Detta är en avhandling från Örebro : Örebro universitet

Sammanfattning: This research focused on the life situation of older people, who had moved to a nursing home at the end of life, from the perspectives of the older people themselves, care managers and nursing staff. The thesis is based on an analysis of 446 care manager assessments and decisions, interviews with seven care managers, six older people and 28 nursing staff. The main fi ndings are: (I); that there was a statistically signifi cantly shorter waiting time for a move to a nursing home for older people who were in hospital compared to those who were living in their own home at the time of the decision. Seventy percent of the decisions made by care managers’ concerned women. The waiting period for men was fi ve days shorter compared to women. (II); that the care managers’ descriptions revealed that their assessments of the needs and wishes of the older people were infl uenced by whether or not it was clear that the older person had only a limited time left to live. The care managers’ way of reasoning has been conceptualised as two approaches, the medical and the natural path to death, where the former was characterised as fl exible and collaborative, whereas the latter was governed to a greater extent by a “wait and see attitude”. (III); that the older people’s experiences of living in a nursing home have been conceptualised into three themes: feeling like a stranger in an unfamiliar culture, being excluded from life, and living while waiting for death. The latter involved a deep insight that life would soon come to an end; a fact the staff appeared to take into account to only a minor extent. (IV); that dying and death was characterised by a discourse of silence, with tension between avoidance of and a confrontation with death.
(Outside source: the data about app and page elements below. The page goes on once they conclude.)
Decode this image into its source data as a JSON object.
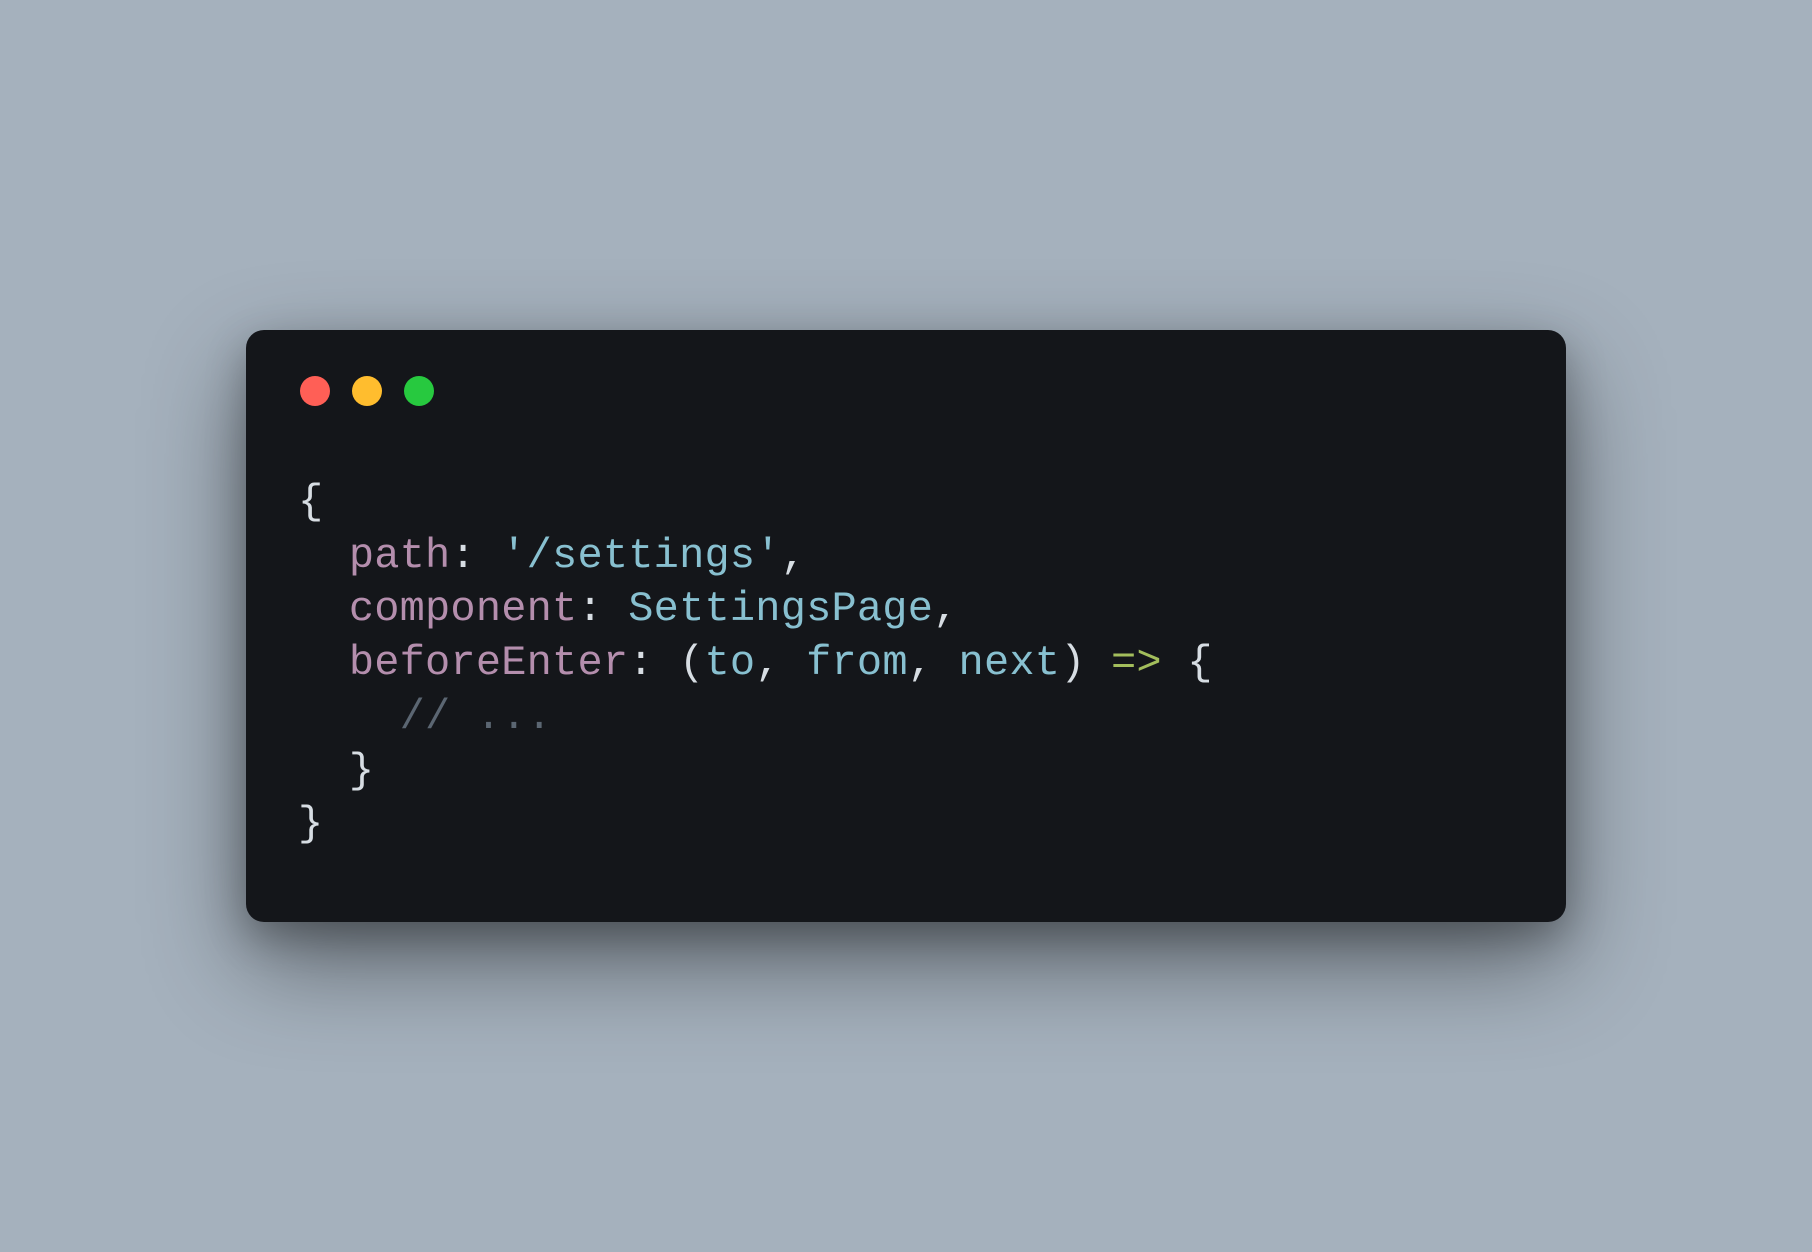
{
  "code": {
    "indent1": "  ",
    "indent2": "    ",
    "brace_open": "{",
    "brace_close": "}",
    "paren_open": "(",
    "paren_close": ")",
    "colon_sp": ": ",
    "comma": ",",
    "comma_sp": ", ",
    "sp": " ",
    "key_path": "path",
    "val_path": "'/settings'",
    "key_component": "component",
    "val_component": "SettingsPage",
    "key_beforeEnter": "beforeEnter",
    "param_to": "to",
    "param_from": "from",
    "param_next": "next",
    "arrow": "=>",
    "comment": "// ..."
  }
}
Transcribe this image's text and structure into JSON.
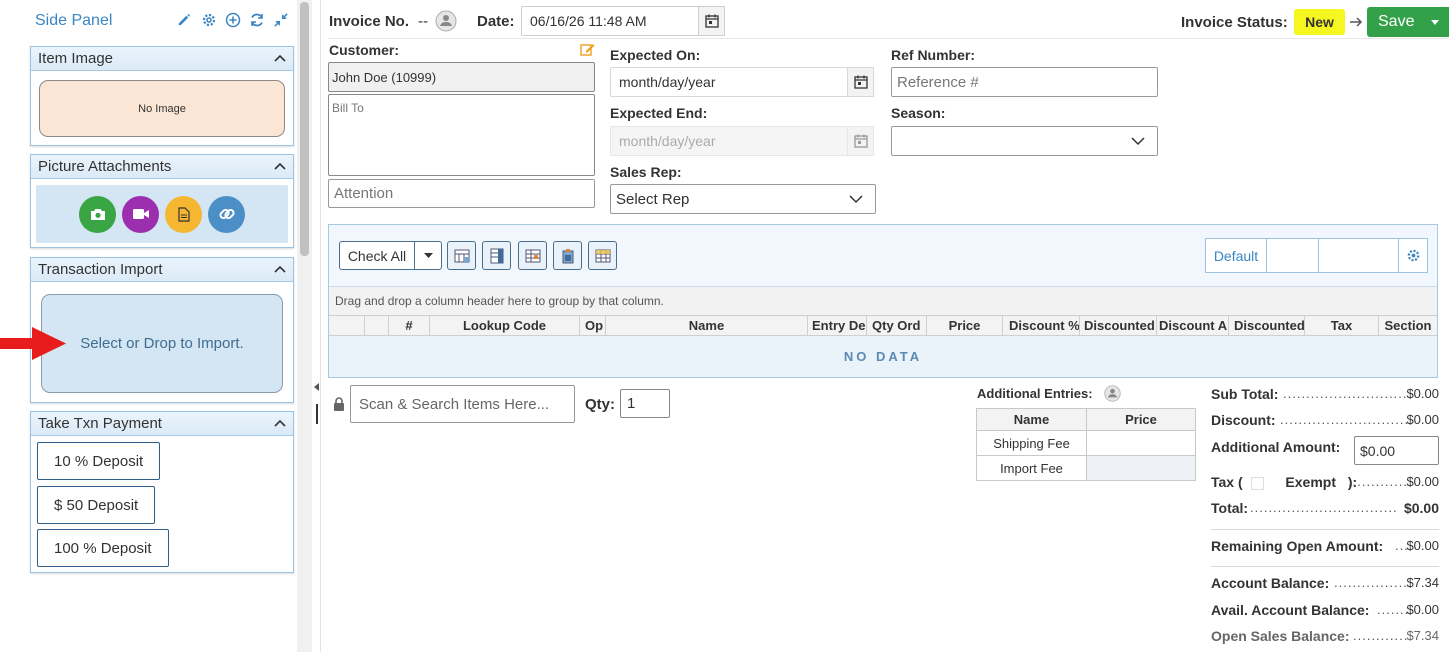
{
  "side_panel": {
    "title": "Side Panel",
    "item_image": {
      "title": "Item Image",
      "placeholder": "No Image"
    },
    "picture_attachments": {
      "title": "Picture Attachments",
      "buttons": [
        {
          "icon": "camera-icon",
          "color": "#3aa544"
        },
        {
          "icon": "video-icon",
          "color": "#9b2fae"
        },
        {
          "icon": "document-icon",
          "color": "#f5b731"
        },
        {
          "icon": "link-icon",
          "color": "#4c8fc7"
        }
      ]
    },
    "transaction_import": {
      "title": "Transaction Import",
      "dropzone": "Select or Drop to Import."
    },
    "take_payment": {
      "title": "Take Txn Payment",
      "buttons": [
        "10 % Deposit",
        "$ 50 Deposit",
        "100 % Deposit"
      ]
    }
  },
  "header": {
    "invoice_no_label": "Invoice No.",
    "invoice_no_value": "--",
    "date_label": "Date:",
    "date_value": "06/16/26 11:48 AM",
    "status_label": "Invoice Status:",
    "status_value": "New",
    "save_label": "Save",
    "colors": {
      "save": "#33a04a",
      "status": "#f6f620"
    }
  },
  "form": {
    "customer_label": "Customer:",
    "customer_value": "John Doe (10999)",
    "bill_to_placeholder": "Bill To",
    "attention_placeholder": "Attention",
    "expected_on_label": "Expected On:",
    "expected_on_placeholder": "month/day/year",
    "expected_end_label": "Expected End:",
    "expected_end_placeholder": "month/day/year",
    "sales_rep_label": "Sales Rep:",
    "sales_rep_value": "Select Rep",
    "ref_number_label": "Ref Number:",
    "ref_number_placeholder": "Reference #",
    "season_label": "Season:",
    "season_value": ""
  },
  "grid": {
    "check_all": "Check All",
    "view_default": "Default",
    "group_hint": "Drag and drop a column header here to group by that column.",
    "columns": [
      "",
      "",
      "#",
      "Lookup Code",
      "Op",
      "Name",
      "Entry De",
      "Qty Ord",
      "Price",
      "Discount %",
      "Discounted",
      "Discount A",
      "Discounted",
      "Tax",
      "Section"
    ],
    "no_data": "NO DATA"
  },
  "scan": {
    "placeholder": "Scan & Search Items Here...",
    "qty_label": "Qty:",
    "qty_value": "1"
  },
  "additional_entries": {
    "title": "Additional Entries:",
    "headers": [
      "Name",
      "Price"
    ],
    "rows": [
      [
        "Shipping Fee",
        ""
      ],
      [
        "Import Fee",
        ""
      ]
    ]
  },
  "totals": {
    "sub_total_label": "Sub Total:",
    "sub_total": "$0.00",
    "discount_label": "Discount:",
    "discount": "$0.00",
    "additional_amount_label": "Additional Amount:",
    "additional_amount": "$0.00",
    "tax_label_open": "Tax (",
    "exempt_label": "Exempt",
    "tax_label_close": "):",
    "tax": "$0.00",
    "total_label": "Total:",
    "total": "$0.00",
    "remaining_label": "Remaining Open Amount:",
    "remaining": "$0.00",
    "account_balance_label": "Account Balance:",
    "account_balance": "$7.34",
    "avail_balance_label": "Avail. Account Balance:",
    "avail_balance": "$0.00",
    "open_sales_label": "Open Sales Balance:",
    "open_sales": "$7.34"
  }
}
Staff members who expressed a fear of death held it at a distance by concentrating on practical tasks and avoiding close contact with older people who were dying. The thesis highlights the fact that the dying and death of older persons was characterised by a discourse of silence and several transitions. Death was not a topic that the staff members or older people generally talked about, and care in the fi nal phase of life was not actively or explicitly planned. In terms of access to a nursing home bed, only older people with an extensive need for care obtained such a place. These fi ndings imply that all older people can be said to be in need of palliative care. The older people in our study were in a liminal phase, and waiting for death. Feelings of social and existential loneliness and that their living space was shrinking were evident. It was also clear that the older people and staff members inhabit the same place but appear to be in two different sub-cultures, where the norms and values that guided the staff members’ attitudes were dominant. Keywords: transition, older people, end of life care, palliative care, nursing home, caring, care manager and staff